Sorry to shoot more holes in one of your favorite arguments, gun rights nuts, but according to a recently published report from some really smart people who study this stuff for a living, U.S. states with higher rates of gun ownership are not actually safer because more people are armed.
In fact, several studies by really smart people and previous research by an author of said report have found the exact same thing, yet somehow the deterrent argument never really dies. It lives on and spreads through National Rifle Association (NRA) propaganda and is propped up by misleading or discredited research. And with the country rocked far too often by mass shootings at schools, churches, movie theaters and in other public spaces, the debate over guns continues to rage.
Yes, in 2013, a Centers for Disease Control and Prevention (CDC) study determined that “self-defense can be an important crime deterrent,” and victims who use a gun in self-defense suffer “consistently lower injury rates.”

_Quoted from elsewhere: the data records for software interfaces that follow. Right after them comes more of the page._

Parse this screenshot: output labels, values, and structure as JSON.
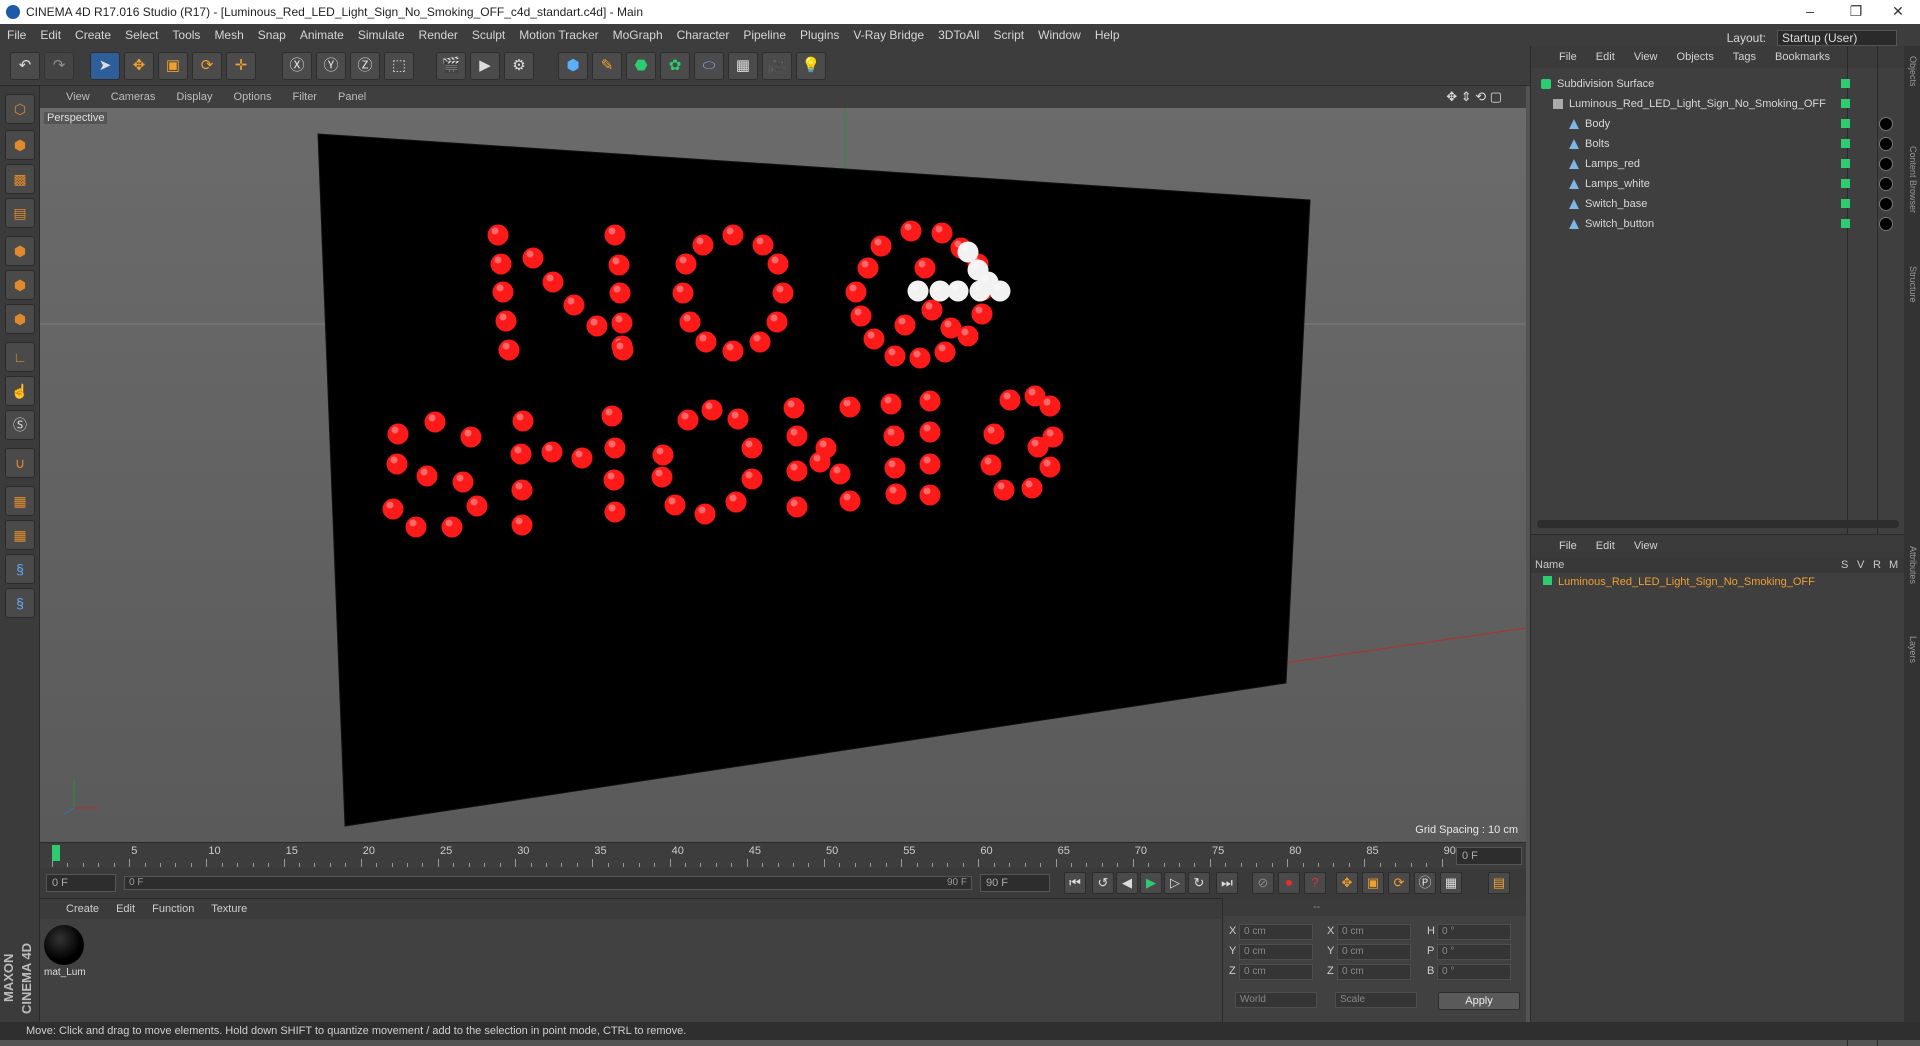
{
  "title": "CINEMA 4D R17.016 Studio (R17) - [Luminous_Red_LED_Light_Sign_No_Smoking_OFF_c4d_standart.c4d] - Main",
  "menu": [
    "File",
    "Edit",
    "Create",
    "Select",
    "Tools",
    "Mesh",
    "Snap",
    "Animate",
    "Simulate",
    "Render",
    "Sculpt",
    "Motion Tracker",
    "MoGraph",
    "Character",
    "Pipeline",
    "Plugins",
    "V-Ray Bridge",
    "3DToAll",
    "Script",
    "Window",
    "Help"
  ],
  "layout": {
    "label": "Layout:",
    "value": "Startup (User)"
  },
  "viewport": {
    "menu": [
      "View",
      "Cameras",
      "Display",
      "Options",
      "Filter",
      "Panel"
    ],
    "label": "Perspective",
    "grid": "Grid Spacing : 10 cm",
    "sign_text": "NO SMOKING"
  },
  "timeline": {
    "ticks": [
      "0",
      "5",
      "10",
      "15",
      "20",
      "25",
      "30",
      "35",
      "40",
      "45",
      "50",
      "55",
      "60",
      "65",
      "70",
      "75",
      "80",
      "85",
      "90"
    ],
    "end": "0 F"
  },
  "playback": {
    "start": "0 F",
    "range_start": "0 F",
    "range_end": "90 F",
    "max": "90 F"
  },
  "materials": {
    "menu": [
      "Create",
      "Edit",
      "Function",
      "Texture"
    ],
    "item": "mat_Lum"
  },
  "coords": {
    "rows": [
      {
        "a": "X",
        "v1": "0 cm",
        "b": "X",
        "v2": "0 cm",
        "c": "H",
        "v3": "0 °"
      },
      {
        "a": "Y",
        "v1": "0 cm",
        "b": "Y",
        "v2": "0 cm",
        "c": "P",
        "v3": "0 °"
      },
      {
        "a": "Z",
        "v1": "0 cm",
        "b": "Z",
        "v2": "0 cm",
        "c": "B",
        "v3": "0 °"
      }
    ],
    "world": "World",
    "scale": "Scale",
    "apply": "Apply",
    "header": "--"
  },
  "objects": {
    "menu": [
      "File",
      "Edit",
      "View",
      "Objects",
      "Tags",
      "Bookmarks"
    ],
    "items": [
      {
        "name": "Subdivision Surface"
      },
      {
        "name": "Luminous_Red_LED_Light_Sign_No_Smoking_OFF"
      },
      {
        "name": "Body"
      },
      {
        "name": "Bolts"
      },
      {
        "name": "Lamps_red"
      },
      {
        "name": "Lamps_white"
      },
      {
        "name": "Switch_base"
      },
      {
        "name": "Switch_button"
      }
    ]
  },
  "attributes": {
    "menu": [
      "File",
      "Edit",
      "View"
    ],
    "col_name": "Name",
    "cols": [
      "S",
      "V",
      "R",
      "M"
    ],
    "item": "Luminous_Red_LED_Light_Sign_No_Smoking_OFF"
  },
  "status": "Move: Click and drag to move elements. Hold down SHIFT to quantize movement / add to the selection in point mode, CTRL to remove.",
  "brand": "MAXON CINEMA 4D",
  "colors": {
    "led_red": "#ff1a1a",
    "led_white": "#f2f2f2",
    "selection": "#f0a030",
    "tag_green": "#2ecc71"
  },
  "right_tabs": [
    "Objects",
    "Content Browser",
    "Structure",
    "Attributes",
    "Layers"
  ]
}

But just because there are more guns around doesn’t mean that people are generally safer either. Using a firearm to fight off an attacker is a very specific scenario. Examine the CDC finding further, and it becomes clear that the self-defense argument, at least on its own, can’t reasonably be extrapolated to advocate for arming everyone.
For everyone’s safety, a better solution than arming society is to strictly limit the number of guns available and make it harder to for people — whether law-abiding citizens or criminals — to access them. This point is made by the study from Harvard School of Public Health professor David Hemenway and doctors from Boston Children’s Hospital. It found that people living in states with higher rates of gun ownership were also more likely to be victims of firearm-related assaults.
The study tests the theory that private firearm ownership at the state level serves as a deterrent to criminal activity. Rates of reported violent crime vary widely from state to state, with North Dakota being the lowest-risk state for firearm-associated assault and Louisiana the highest. The authors did find a pattern in the data, however, and determined states with higher rates of firearm ownership also have increased violent crime per 100,000 people and higher occurrences of homicide as well.
“Higher rates of firearm ownership were positively associated with rates of firearm-related assault,” the authors wrote. “States in the highest quintile (of ownership) had a rate of firearm-related assaults that was 6.8 times higher.”
By briefly looking at some numbers it becomes clear this country has a gun problem. Firearms are used in 68 percent of the more than 10,000 annual homicides in the U.S., the highest total number of any developed, industrialized nation.
Firearms like handguns and assault rifles are primarily used to carry out sick mass killings and homicides. This is where the debate ceases to be about individual choices and becomes a public health issue. It’s something the federal government has every right and responsibility to regulate nationally, which makes gun control no longer a matter of state’s rights.
In mostly rural states and places where hunting is a popular pastime, people continue to argue that the federal government should keep their laws off guns, but this assertion misses the point. Rifles, shotguns and other firearms used on farms or for recreation are rarely used to carry out public shootings like the one at an African-American church in Charleston, S.C., that recently shocked the nation.
One of the NRA’s most popular and oft-repeated arguments for the protection of concealed carry and gun ownership laws is that increased firearm ownership acts as a deterrent to criminals. But evidence from the study — written by Boston Children’s Hospital doctor and graduate of the Harvard School of Public Health Michael C. Monuteaux, Boston Children’s Hospital doctor Lois K. Lee, Hemenway and others — found that this line, which is constantly fed to Americans by one of the most powerful and well-funded lobbying groups in the country, doesn’t actually stand up to empirical scrutiny.
The study used state-level firearm ownership data compiled from each of the 50 states for the years 2001, 2002 and 2000.
State-level data on firearm ownership were taken from the Behavioral Risk Factor Surveillance System (BRFSS) a large, nationally representative annual survey of the U.S. population conducted by the CDC. Criminal data was taken from Uniform Crime Reports, a national annually updated database of reported crimes across the U.S., which is administered by the FBI.
“These analyses do not support the hypothesis that firearm ownership deters violent firearm crime,” the authors wrote. “Instead, this study shows that higher levels of firearm ownership are associated with higher rates of firearm-related violent crime.”
Noah Zuss is a reporter for TheBlot Magazine.